Your wife has always been the homemaker and she does all the cooking, manages your medications and doctor appointments, and also has the most regular contact with your children. She has arthritis in her knees and hips and high blood pressure, but generally manages very well. You rely considerably on your wife.


It is important for you to remain independent. You believe it is important to take medication as prescribed to prevent disease complications, but you are not sure it is worth it if it affects your ability to function as you would like. You are willing to discuss the pros and cons of this with the physician, but if forced to choose, you think it is very important for your personal well-being to continue your morning walks for as long as you can.


Residents will likely perform an examination. This may include looking in your eyes with an ophthalmoscope, listening to your heart and lungs with a stethoscope, testing your reflexes with a reflex hammer, assessing your balance and gait and assessing sensation in your feet (Refer to the “Standardized Patient Checklist” and the “Guide to the Checklist” for details).

Your reflexes are normal at your knees, but decreased in at your ankles.

Your feet and lower extremities are numb to pinprick and light touch (you can’t tell the difference) about half way to your knees and you do not have vibration sense in your feet or ankles. You do have vibration sense at the knee.

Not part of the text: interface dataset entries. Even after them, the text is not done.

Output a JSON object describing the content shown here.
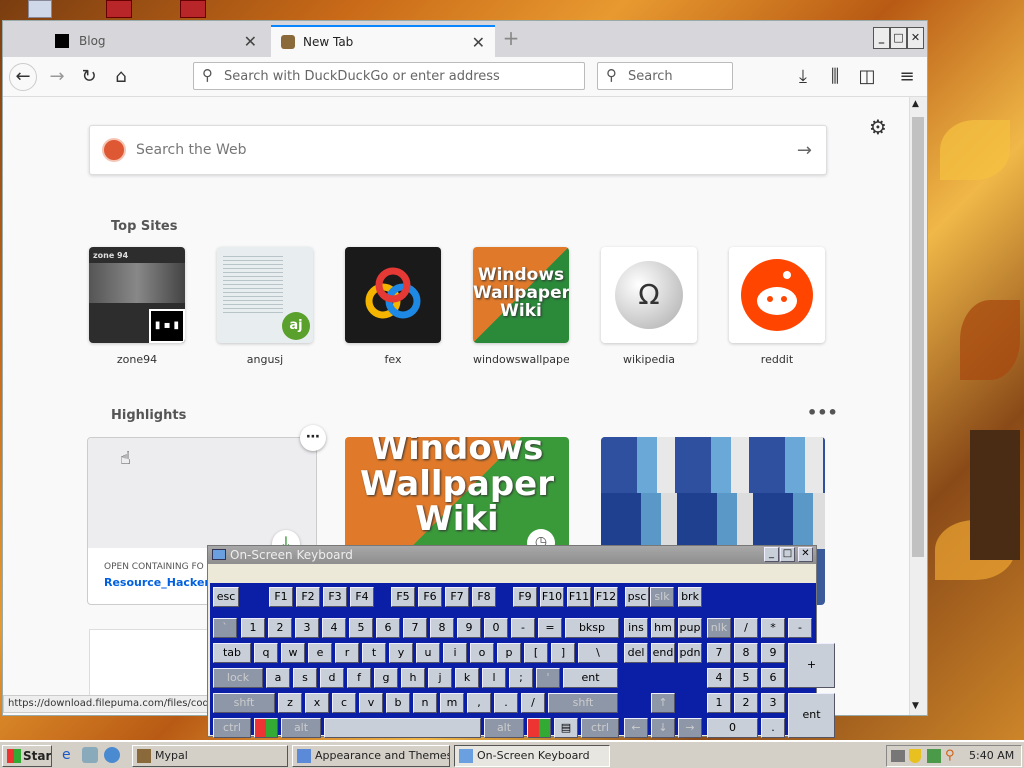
{
  "browser": {
    "tabs": [
      {
        "label": "Blog"
      },
      {
        "label": "New Tab"
      }
    ],
    "new_tab_glyph": "+",
    "window_controls": {
      "minimize": "_",
      "maximize": "□",
      "close": "✕"
    },
    "address": {
      "placeholder": "Search with DuckDuckGo or enter address"
    },
    "search": {
      "placeholder": "Search"
    },
    "status_url": "https://download.filepuma.com/files/codir"
  },
  "newtab": {
    "web_search": {
      "placeholder": "Search the Web"
    },
    "top_sites_heading": "Top Sites",
    "top_sites": [
      {
        "label": "zone94"
      },
      {
        "label": "angusj"
      },
      {
        "label": "fex"
      },
      {
        "label": "windowswallpaper..."
      },
      {
        "label": "wikipedia"
      },
      {
        "label": "reddit"
      }
    ],
    "highlights_heading": "Highlights",
    "highlight_card": {
      "context": "OPEN CONTAINING FO",
      "title": "Resource_Hacker_"
    },
    "wallpaper_words": [
      "Windows",
      "Wallpaper",
      "Wiki"
    ],
    "thumb_texts": {
      "zone94": "zone 94",
      "angusj_badge": "aj",
      "wikipedia_glyph": "Ω"
    }
  },
  "osk": {
    "title": "On-Screen Keyboard",
    "window_controls": {
      "minimize": "_",
      "maximize": "□",
      "close": "✕"
    },
    "keys": {
      "esc": "esc",
      "f1": "F1",
      "f2": "F2",
      "f3": "F3",
      "f4": "F4",
      "f5": "F5",
      "f6": "F6",
      "f7": "F7",
      "f8": "F8",
      "f9": "F9",
      "f10": "F10",
      "f11": "F11",
      "f12": "F12",
      "psc": "psc",
      "slk": "slk",
      "brk": "brk",
      "grave": "`",
      "n1": "1",
      "n2": "2",
      "n3": "3",
      "n4": "4",
      "n5": "5",
      "n6": "6",
      "n7": "7",
      "n8": "8",
      "n9": "9",
      "n0": "0",
      "minus": "-",
      "equals": "=",
      "bksp": "bksp",
      "ins": "ins",
      "hm": "hm",
      "pup": "pup",
      "nlk": "nlk",
      "kslash": "/",
      "kstar": "*",
      "kminus": "-",
      "tab": "tab",
      "q": "q",
      "w": "w",
      "e": "e",
      "r": "r",
      "t": "t",
      "y": "y",
      "u": "u",
      "i": "i",
      "o": "o",
      "p": "p",
      "lbr": "[",
      "rbr": "]",
      "bslash": "\\",
      "del": "del",
      "end": "end",
      "pdn": "pdn",
      "k7": "7",
      "k8": "8",
      "k9": "9",
      "kplus": "+",
      "lock": "lock",
      "a": "a",
      "s": "s",
      "d": "d",
      "f": "f",
      "g": "g",
      "h": "h",
      "j": "j",
      "k": "k",
      "l": "l",
      "semi": ";",
      "quote": "'",
      "ent": "ent",
      "k4": "4",
      "k5": "5",
      "k6": "6",
      "lshft": "shft",
      "z": "z",
      "x": "x",
      "c": "c",
      "v": "v",
      "b": "b",
      "n": "n",
      "m": "m",
      "comma": ",",
      "period": ".",
      "slash": "/",
      "rshft": "shft",
      "up": "↑",
      "k1": "1",
      "k2": "2",
      "k3": "3",
      "kent": "ent",
      "lctrl": "ctrl",
      "lalt": "alt",
      "ralt": "alt",
      "rctrl": "ctrl",
      "left": "←",
      "down": "↓",
      "right": "→",
      "k0": "0",
      "kdot": "."
    }
  },
  "taskbar": {
    "start": "Start",
    "buttons": [
      {
        "label": "Mypal"
      },
      {
        "label": "Appearance and Themes"
      },
      {
        "label": "On-Screen Keyboard"
      }
    ],
    "clock": "5:40 AM"
  },
  "colors": {
    "tab_accent": "#0a84ff",
    "osk_board": "#0a1ea6",
    "reddit": "#ff4500",
    "highlight_link": "#0060df"
  }
}
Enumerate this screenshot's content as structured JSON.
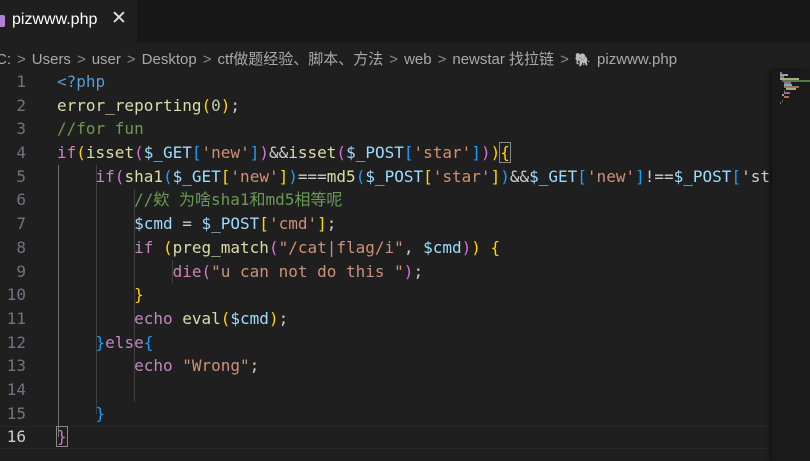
{
  "tab": {
    "title": "pizwww.php",
    "close_glyph": "✕",
    "icon": "php-file-icon"
  },
  "breadcrumb": {
    "items": [
      "C:",
      "Users",
      "user",
      "Desktop",
      "ctf做题经验、脚本、方法",
      "web",
      "newstar 找拉链",
      "pizwww.php"
    ],
    "separator": ">"
  },
  "editor": {
    "line_numbers": [
      "1",
      "2",
      "3",
      "4",
      "5",
      "6",
      "7",
      "8",
      "9",
      "10",
      "11",
      "12",
      "13",
      "14",
      "15",
      "16"
    ],
    "active_line": "16",
    "code_lines": [
      "<?php",
      "error_reporting(0);",
      "//for fun",
      "if(isset($_GET['new'])&&isset($_POST['star'])){",
      "    if(sha1($_GET['new'])===md5($_POST['star'])&&$_GET['new']!==$_POST['st",
      "        //欸 为啥sha1和md5相等呢",
      "        $cmd = $_POST['cmd'];",
      "        if (preg_match(\"/cat|flag/i\", $cmd)) {",
      "            die(\"u can not do this \");",
      "        }",
      "        echo eval($cmd);",
      "    }else{",
      "        echo \"Wrong\";",
      "",
      "    }",
      "}"
    ]
  },
  "colors": {
    "background": "#1f1f1f",
    "keyword": "#c586c0",
    "function": "#dcdcaa",
    "variable": "#9cdcfe",
    "string": "#ce9178",
    "comment": "#6a9955",
    "number": "#b5cea8",
    "bracket_level1": "#ffd700",
    "bracket_level2": "#da70d6",
    "bracket_level3": "#179fff"
  }
}
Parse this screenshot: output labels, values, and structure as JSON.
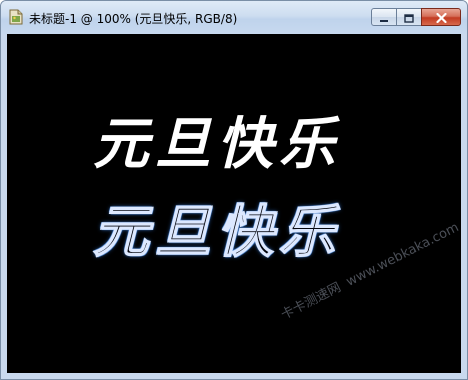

When the resident asks for you to arise from the chair, you have to use your hands to push up from the chair and you will waver a bit when you first stand up. After about 10 seconds, you will stand without wavering. When you sit down, you have to use your hands to guide yourself down softly or you “plop” from several inches away from the seat cushion – your hip muscles are too weak to guide you gently into the chair.

When the resident assesses your gait, you will have a slightly wide-based gait and will step carefully, but will not stagger or fall. When the resident assesses your balance, you sway a little, but don’t fall or stagger. You do keep your feet shoulder-width apart.